From the entries below, copy every line where the string "value" appears.

(Component data from apps and pages)
• • • •

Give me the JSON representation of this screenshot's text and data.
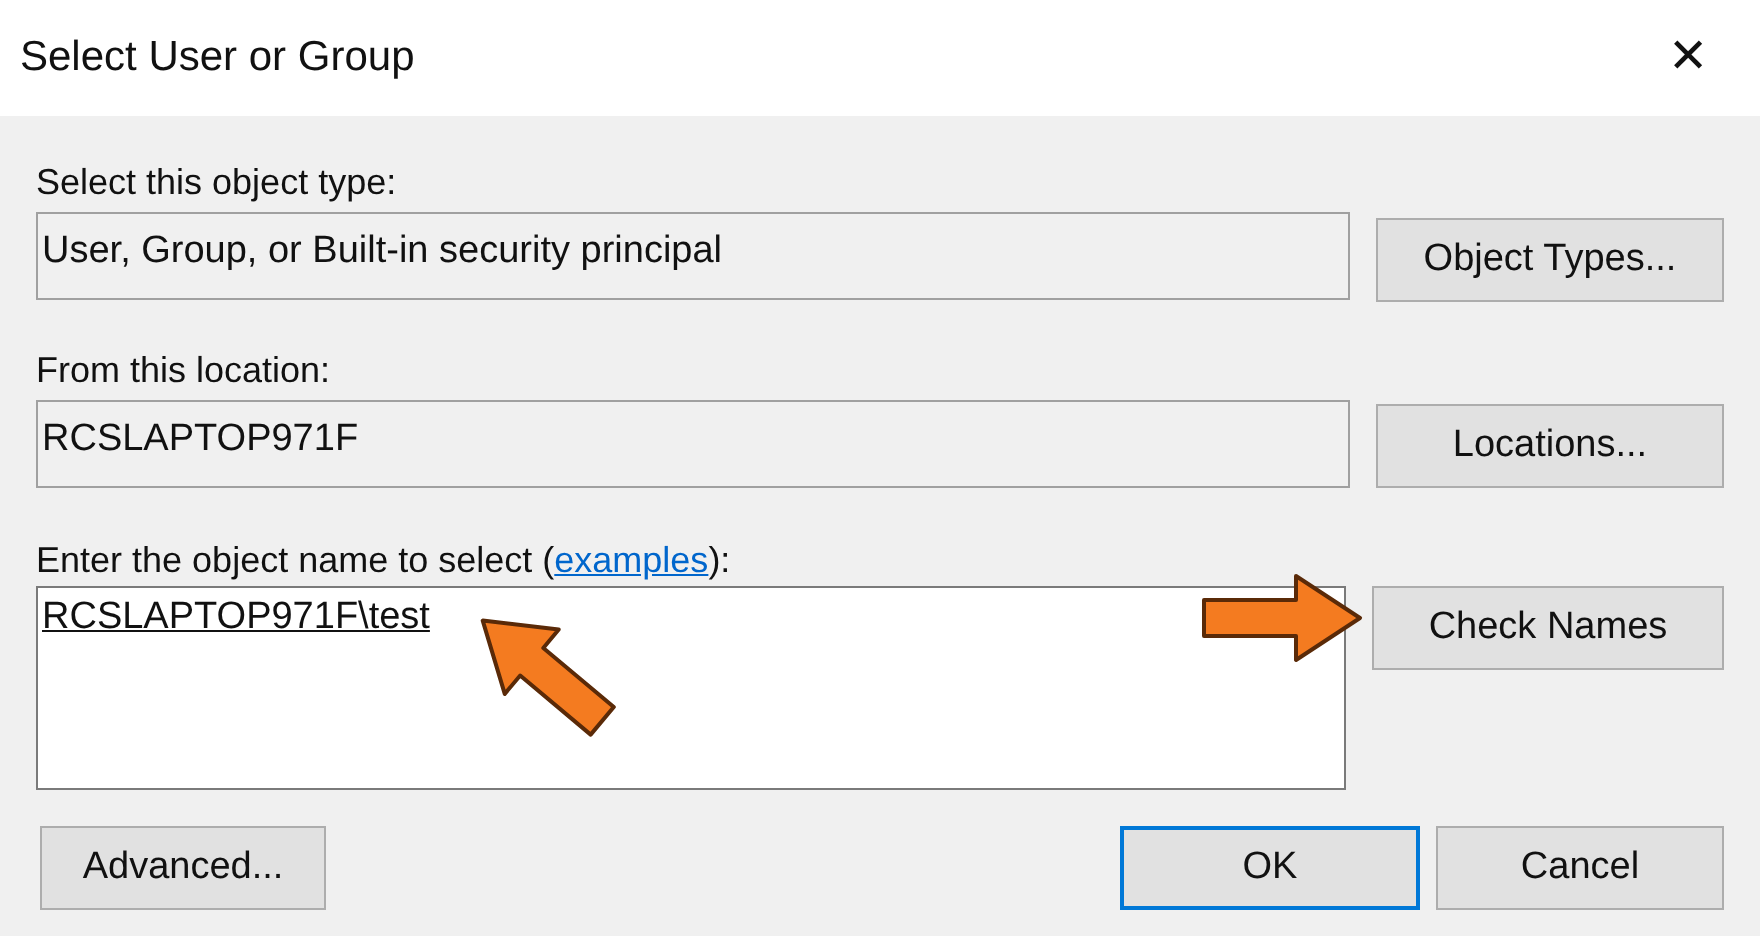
{
  "window": {
    "title": "Select User or Group",
    "close": "✕"
  },
  "object_type": {
    "label": "Select this object type:",
    "value": "User, Group, or Built-in security principal",
    "button": "Object Types..."
  },
  "location": {
    "label": "From this location:",
    "value": "RCSLAPTOP971F",
    "button": "Locations..."
  },
  "object_name": {
    "label_before": "Enter the object name to select (",
    "link": "examples",
    "label_after": "):",
    "value": "RCSLAPTOP971F\\test",
    "underlined": true,
    "button": "Check Names"
  },
  "buttons": [
    {
      "label": "Advanced...",
      "default": false
    },
    {
      "label": "OK",
      "default": true
    },
    {
      "label": "Cancel",
      "default": false
    }
  ]
}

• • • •

## TASK RESULT
    "value": "User, Group, or Built-in security principal",
    "value": "RCSLAPTOP971F",
    "value": "RCSLAPTOP971F\\test",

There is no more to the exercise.